In each of those instances, those drivers’ actions had fans and non-fans alike talking for days. Without fail, the next time we return to the same track, the chatter is all about what happened the last time NASCAR raced there. People might not remember who won the previous race, but they remember who won or started the fight. That’s because we don’t forget the emotion.
Now we have Denny Hamlin and Joey Logano, and while those two never laid a hand on each other or threw things at each other last weekend at Bristol, their squabble is garnering headlines for another reason: 140 characters or less. In short, a Twitter war.
When it came to his temper on Sunday at Bristol, Logano handled himself appropriately by walking over to Hamlin’s car to have a conversation. That should always be the first step in airing these grievances amongst drivers. As long as a driver makes an attempt to discuss it, what happens afterward happens. However, the wheels fell off of Logano’s approach when he took to Twitter soon thereafter.
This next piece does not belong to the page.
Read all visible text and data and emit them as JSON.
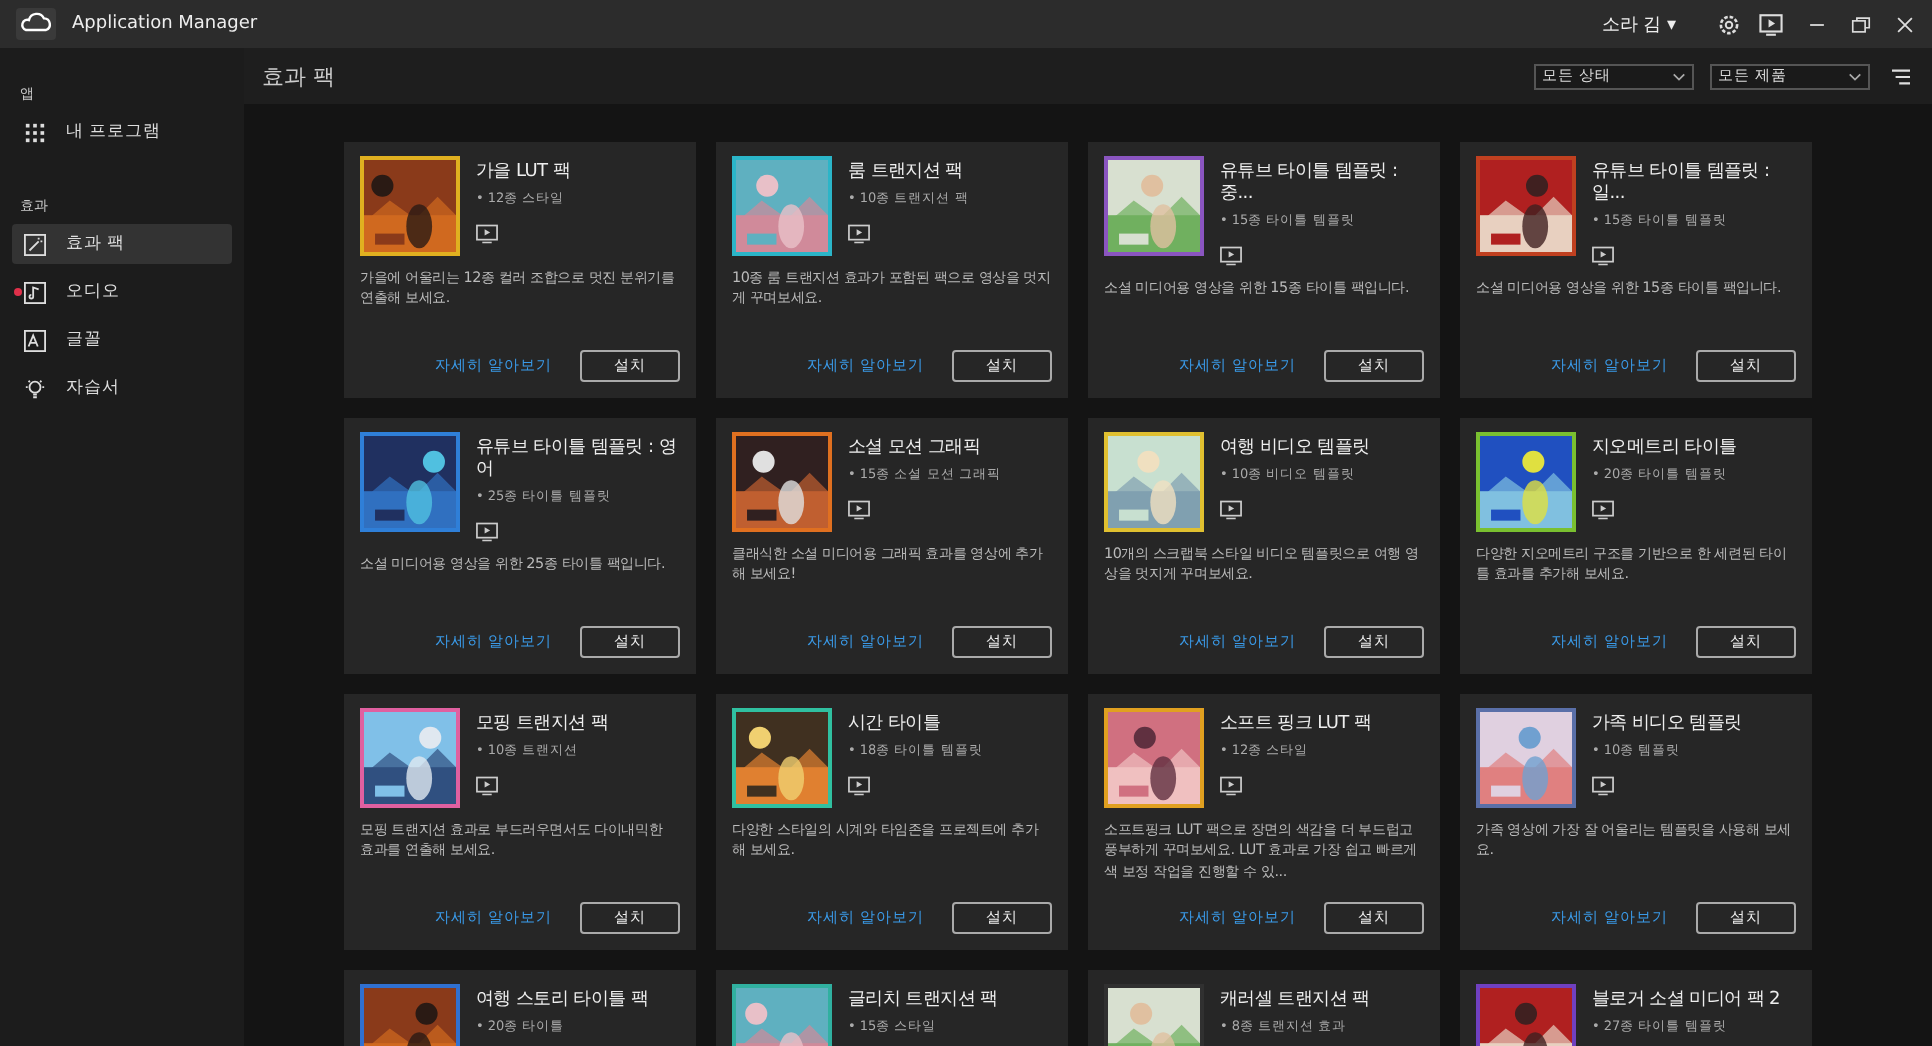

Twitter is beneficial for our sport and for society in general, but at the same time, it can be a detriment. When two drivers share the same garage, track and motorhome lot three days a week, Twitter probably isn’t the best avenue to settle grievances. For the media and fans, it’s a great spectacle to watch their anger play out in short, typed snippets, and the drama draws eyeballs to the sport. We’ll be talking about this for weeks to come anytime these two get within breathing distance of each other on the race track. I don’t need to tell anyone what we’ll all be watching at Martinsville, the Sprint Cup Series’ next short-track stop and the most likely place for Logano to exact any on-track retribution.
While the attention-meter is pegged in situations such as this one, drivers should keep the attention focused on the track, in the infield or in the garage or motorhome lot – not on Twitter. Settle it off of the internet, man-to-man. Again, Logano tried to do that Sunday at Bristol when he leaned into Hamlin’s window, but Hamlin’s crew was having none of that. Since Hamlin’s crew wasn’t letting him near their driver, Logano should have reached out to Hamlin later in the evening. Like Hamlin said, Logano has his cell phone number and knows how to direct-message him on Twitter without making the entire world privy to their conversation. Reach out to the other driver on an individual basis like drivers used to do.
NASCAR drivers represent multi-million dollar corporations that expect them to conduct themselves professionally and maturely. However, flubs like this paint them as juvenile and immature. Handle this like men. As entertaining as it is for the rest of us, Twitter isn’t the appropriate forum for talking out on-track disagreements. Logano was on the right track in attempting to speak to Hamlin at the car, but he went over the embankment when he fired up his Twitter account.
Hopefully, he’ll get his licks in in-person next time and not on Twitter.